> _DATASET CONTENT_
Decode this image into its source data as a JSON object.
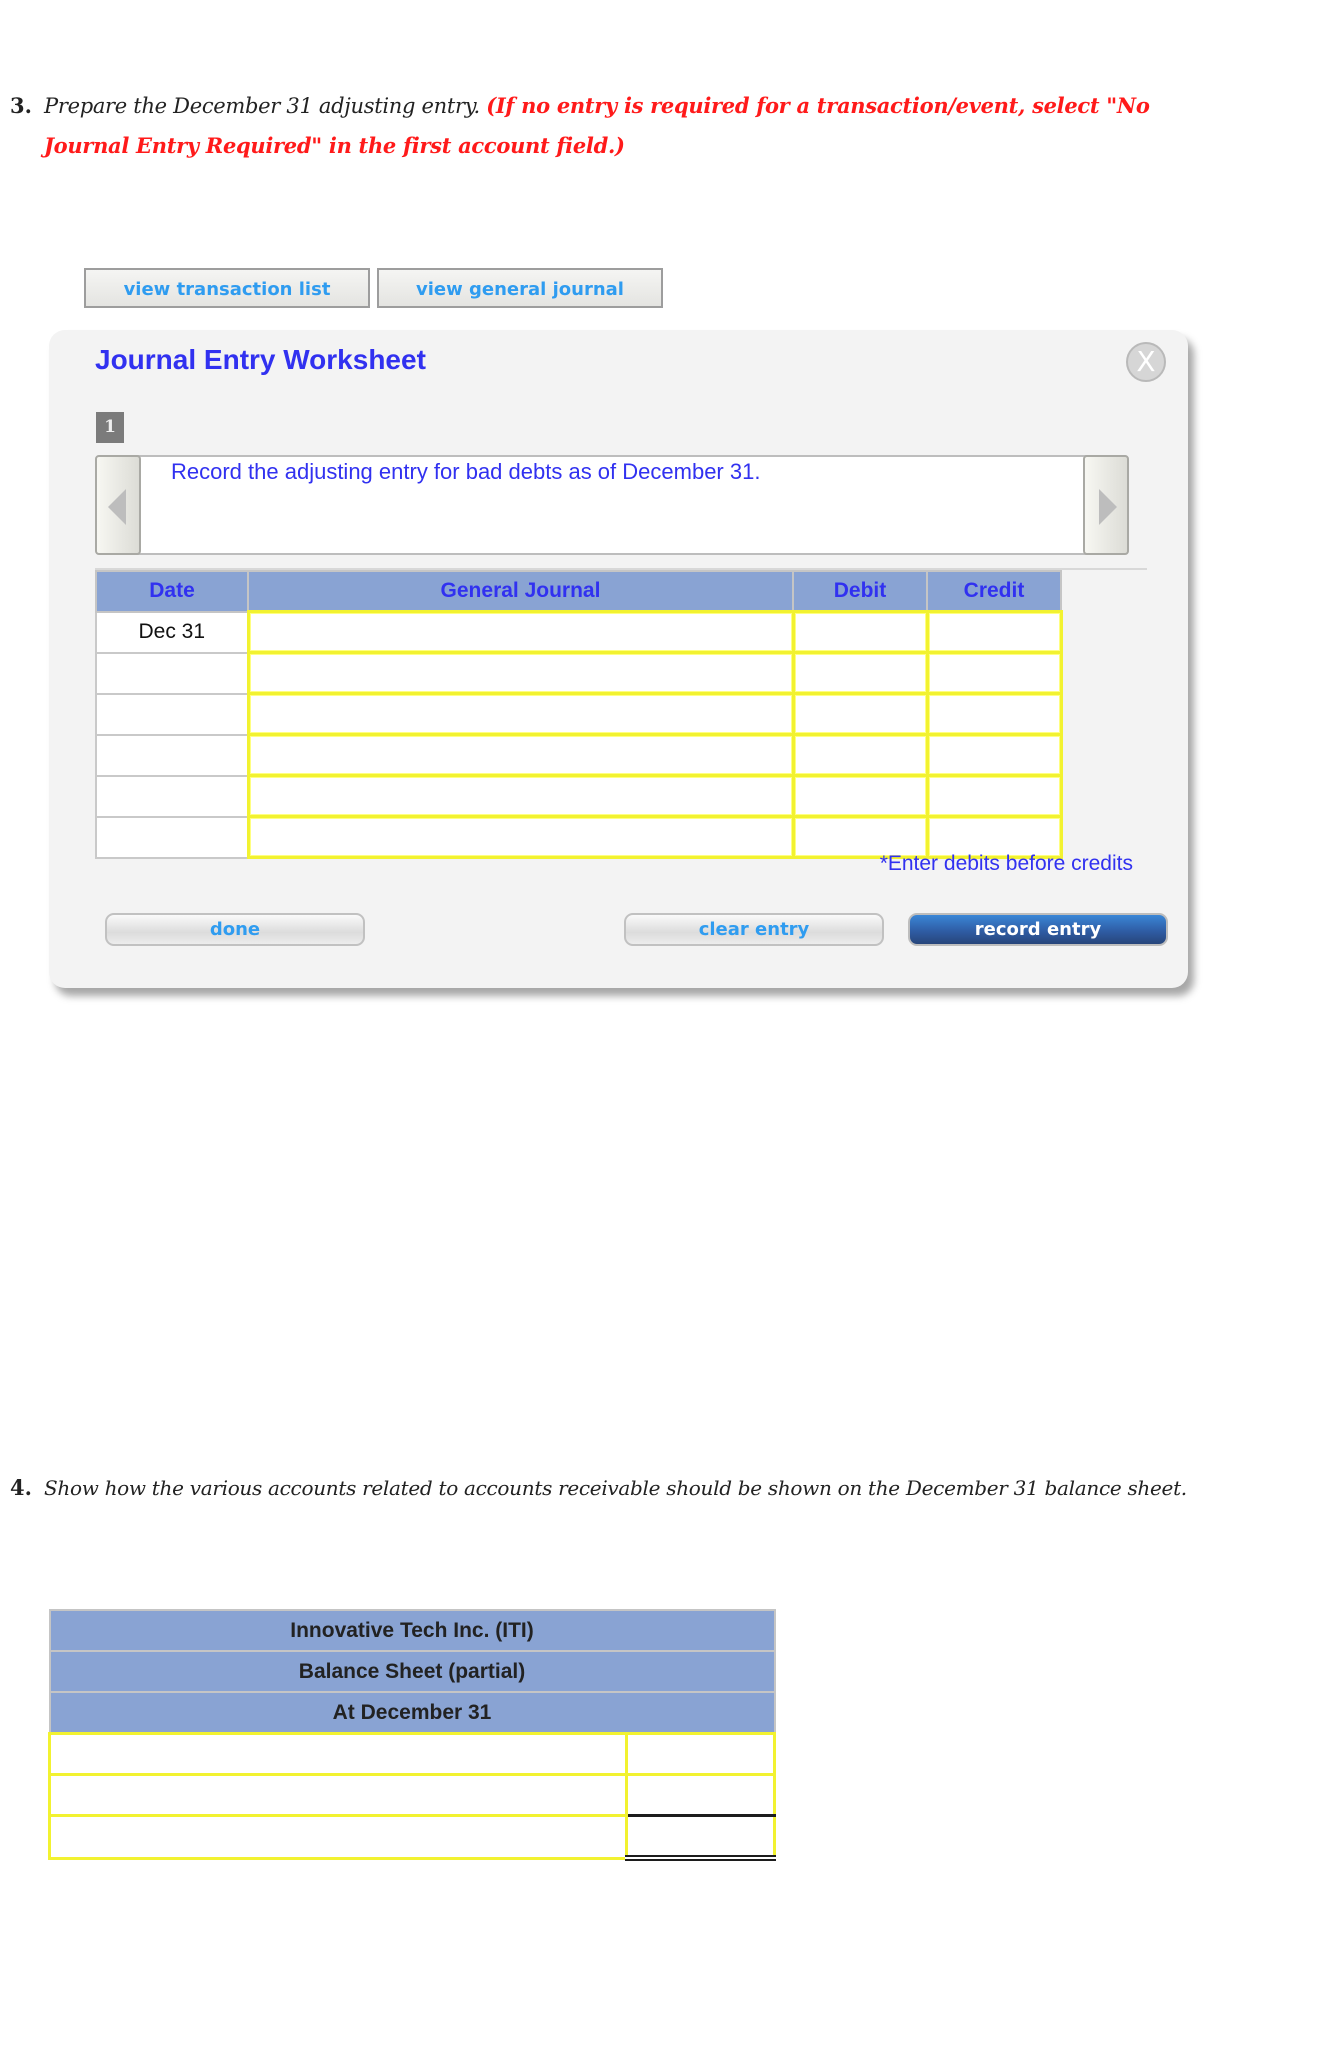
{
  "question3": {
    "number": "3.",
    "prompt": "Prepare the December 31 adjusting entry.",
    "instruction": "(If no entry is required for a transaction/event, select \"No Journal Entry Required\" in the first account field.)"
  },
  "toolbar": {
    "view_transaction_list": "view transaction list",
    "view_general_journal": "view general journal"
  },
  "worksheet": {
    "title": "Journal Entry Worksheet",
    "close_icon": "X",
    "entry_number": "1",
    "instruction": "Record the adjusting entry for bad debts as of December 31.",
    "columns": [
      "Date",
      "General Journal",
      "Debit",
      "Credit"
    ],
    "rows": [
      {
        "date": "Dec 31",
        "account": "",
        "debit": "",
        "credit": ""
      },
      {
        "date": "",
        "account": "",
        "debit": "",
        "credit": ""
      },
      {
        "date": "",
        "account": "",
        "debit": "",
        "credit": ""
      },
      {
        "date": "",
        "account": "",
        "debit": "",
        "credit": ""
      },
      {
        "date": "",
        "account": "",
        "debit": "",
        "credit": ""
      },
      {
        "date": "",
        "account": "",
        "debit": "",
        "credit": ""
      }
    ],
    "note": "*Enter debits before credits",
    "buttons": {
      "done": "done",
      "clear_entry": "clear entry",
      "record_entry": "record entry"
    }
  },
  "question4": {
    "number": "4.",
    "prompt": "Show how the various accounts related to accounts receivable should be shown on the December 31 balance sheet."
  },
  "balance_sheet": {
    "company": "Innovative Tech Inc. (ITI)",
    "statement": "Balance Sheet (partial)",
    "date": "At December 31",
    "rows": [
      {
        "label": "",
        "amount": ""
      },
      {
        "label": "",
        "amount": ""
      },
      {
        "label": "",
        "amount": ""
      }
    ]
  }
}
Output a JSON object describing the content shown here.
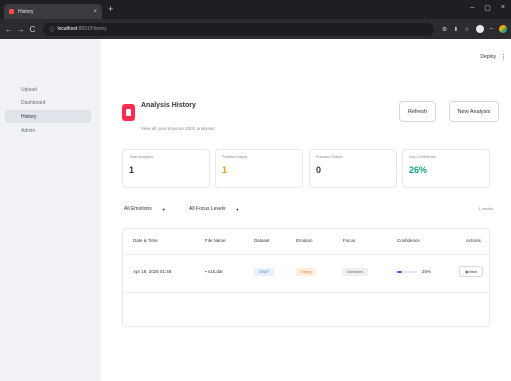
{
  "browser": {
    "tab_title": "History",
    "tab_close": "×",
    "new_tab": "+",
    "win_minimize": "–",
    "win_maximize": "▢",
    "win_close": "×",
    "back": "←",
    "forward": "→",
    "reload": "C",
    "url_host": "localhost",
    "url_path": ":8501/History"
  },
  "sidebar": {
    "items": [
      {
        "label": "Upload"
      },
      {
        "label": "Dashboard"
      },
      {
        "label": "History"
      },
      {
        "label": "Admin"
      }
    ]
  },
  "topbar": {
    "deploy": "Deploy",
    "menu": "⋮"
  },
  "header": {
    "title": "Analysis History",
    "subtitle": "View all your previous EEG analyses",
    "refresh_label": "Refresh",
    "new_analysis_label": "New Analysis"
  },
  "stats": [
    {
      "label": "Total Analyses",
      "value": "1"
    },
    {
      "label": "Positive/Happy",
      "value": "1"
    },
    {
      "label": "Focused States",
      "value": "0"
    },
    {
      "label": "Avg Confidence",
      "value": "26%"
    }
  ],
  "filters": {
    "emotions": "All Emotions",
    "focus": "All Focus Levels",
    "results": "1 results",
    "chevron": "▼"
  },
  "table": {
    "headers": [
      "Date & Time",
      "File Name",
      "Dataset",
      "Emotion",
      "Focus",
      "Confidence",
      "Actions"
    ],
    "rows": [
      {
        "date": "Apr 18, 2026 01:48",
        "file": "s15.dat",
        "dataset": "DEAP",
        "emotion": "Happy",
        "focus": "Distracted",
        "confidence_label": "26%",
        "confidence_value": 0.26,
        "action": "View"
      }
    ]
  },
  "colors": {
    "accent": "#ff2b54",
    "confidence_bar": "#7b3fe4",
    "happy": "#e69a1c",
    "teal": "#15a08a"
  }
}
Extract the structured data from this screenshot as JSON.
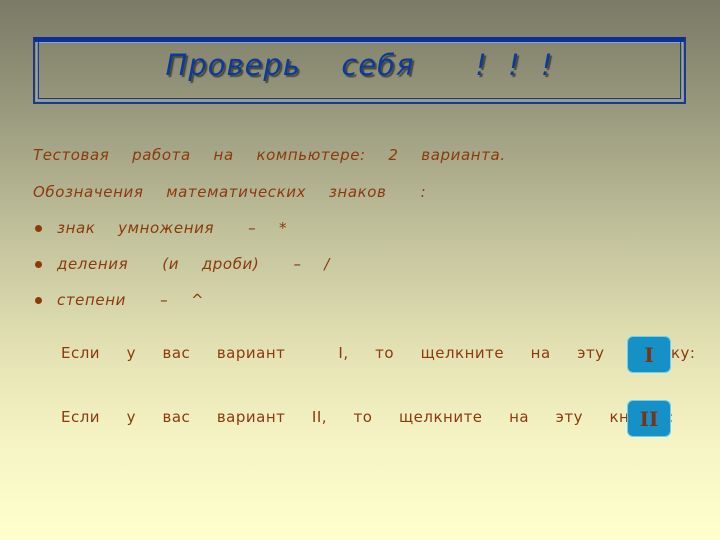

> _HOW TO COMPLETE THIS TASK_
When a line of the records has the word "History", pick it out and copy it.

> _RESPONSE BELOW_
    "tab_title": "History",
    "url_path": ":8501/History"
        "label": "History"
    "title": "Analysis History",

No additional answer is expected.